For the next installment of our A-Z of adtech series we’re looking at digital identity.
Digital identity has underpinned programmatic and digital advertising for the last ten years. However it now feels like everybody is discussing it more than ever. Articles and stories dedicated to digital identity management seem to be appearing in the press on a weekly basis.
At Unruly’s latest Trust Talks event in London we asked a number of leading industry experts why digital identity has become popular again, where it’s headed, and what the terms means to them.
Nigel Gilbert, Chief Market Strategist at AppNexus EMEA A Xandr Company
It’s all about the timing. Programmatic has been around for ten years or so. We also understand from a targeting and performance perspective that digital identity is probably the easiest and most straightforward way to target. Therefore it’s what everybody jumped on.
Retargeting returns the best performance out of any other form of targeting that you can use programmatic for. So for that reason everybody wants to scale it and find an automated solution that can work for their business. For it to be automated it has to have scale otherwise it doesn’t compute. I think there’s possibly too much of a race towards automating identity at scale than there probably should be. I don’t believe there can be a global solution, and I don’t believe people should be looking for one.
Morwenna Beales, VP at ID5
Programmatic was initially always about scale and the open marketplace. We’ve seen that change with the emergence of new channels like video and mobile. But what underpins programmatic now is data, and what underpins data is digital identity. I think people are starting to realise that having a grip on digital identity is a real competitive advantage against walled gardens and the marketplace. I think that’s probably why we keep talking about it.
Matt Simpson, Joint CEO Investment at Omnicom
I think digital identity is all about the identification of the individual. I know identity has not always been that; it’s been about identifying devices or cookies and so forth. But we now talk to clients about knowing as much as we can about perspective customers and about existing customers.
The reason brands are so interested in digital identity is because they’ve spent so much money on it. They’ve bought the dream of digital identity before it’s really here. With the introduction of things like GDPR, they now have this huge known audience which is their customers. They also have this unknown audience which is mainly the cookies that people use in advertising. They’re desperate to tie those two things together to get the outcomes that have been promised to them for a number of years. So for us, it’s really about knowing their consumers and their perspective consumers, and being able to inform on not just digital activity but on everything they do.

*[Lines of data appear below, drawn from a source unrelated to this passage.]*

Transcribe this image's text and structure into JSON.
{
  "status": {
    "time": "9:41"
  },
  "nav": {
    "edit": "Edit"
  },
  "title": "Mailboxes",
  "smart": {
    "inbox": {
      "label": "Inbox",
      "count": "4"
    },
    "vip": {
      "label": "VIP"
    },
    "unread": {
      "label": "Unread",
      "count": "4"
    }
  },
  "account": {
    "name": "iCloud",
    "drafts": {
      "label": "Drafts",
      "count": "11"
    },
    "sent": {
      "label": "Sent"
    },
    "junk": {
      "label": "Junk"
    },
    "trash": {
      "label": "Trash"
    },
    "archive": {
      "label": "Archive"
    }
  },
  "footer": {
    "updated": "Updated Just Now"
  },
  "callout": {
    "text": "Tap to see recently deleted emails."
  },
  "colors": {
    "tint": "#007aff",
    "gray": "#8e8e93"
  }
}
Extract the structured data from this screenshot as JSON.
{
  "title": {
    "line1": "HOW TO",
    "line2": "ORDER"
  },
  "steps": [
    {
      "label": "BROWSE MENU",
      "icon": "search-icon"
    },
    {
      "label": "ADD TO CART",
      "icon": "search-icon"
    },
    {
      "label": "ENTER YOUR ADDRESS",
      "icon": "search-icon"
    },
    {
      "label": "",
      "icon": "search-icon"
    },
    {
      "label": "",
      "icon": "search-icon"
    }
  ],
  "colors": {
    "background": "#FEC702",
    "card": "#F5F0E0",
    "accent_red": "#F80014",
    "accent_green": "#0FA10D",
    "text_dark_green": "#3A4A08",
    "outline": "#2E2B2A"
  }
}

Shane Shevlin, SVP Strategic Development at IPONWEB
Digital identity is not the same as legal identity and that creates an issue. It’s a simple question of the walled garden advantage right now. As large publishers, tech companies, and ad networks create scaled audiences with deterministic data, that leaves a lot less for smaller companies and independent publishers. That’s a problem we need to solve both for agencies and for brands today.
I think increasingly the question of regulation and ownership of your digital identity, in addition to things like cross device tracking and attribution, are still problems that need to be solved for the ecosystem. That’s where we see ourselves at IPONWEB sitting, right at the core of those very complex engineering tasks that need to be solved.
Paul Gubbins, Programmatic Lead at Unruly
I believe digital Identity will become the new battle ground, and those that own it will display little sympathy for those that don’t, as it increasingly becomes a USP to lock in media budgets. Device graphs will be trendy once again next year and the must have accessories as consumer time fragments even further from desktop, mobile web, app, OTT & increasingly the devices powered by the growing IoT’s infrastructure.
ID coalitions and joint ventures will come and go. Some will focus on building a more efficient cookie to increase match rates for buyers and sellers. Others will build a common probabilistic and screen agnostic ID that will help brands and agencies manage holistic reach, frequency and attribution across their myriad of programmatic media buys in the face of walled gardens and browsers restricting 3rd party cookies (Think ITP & beyond!).
There will be cries, asks and demands from both the buy and sell side for a common framework when it comes to digital identity. Who should own this will continue to be a moot point and one debated at great length on many panels in 2019. Should digital identity be a commodity or USP? Only time will tell!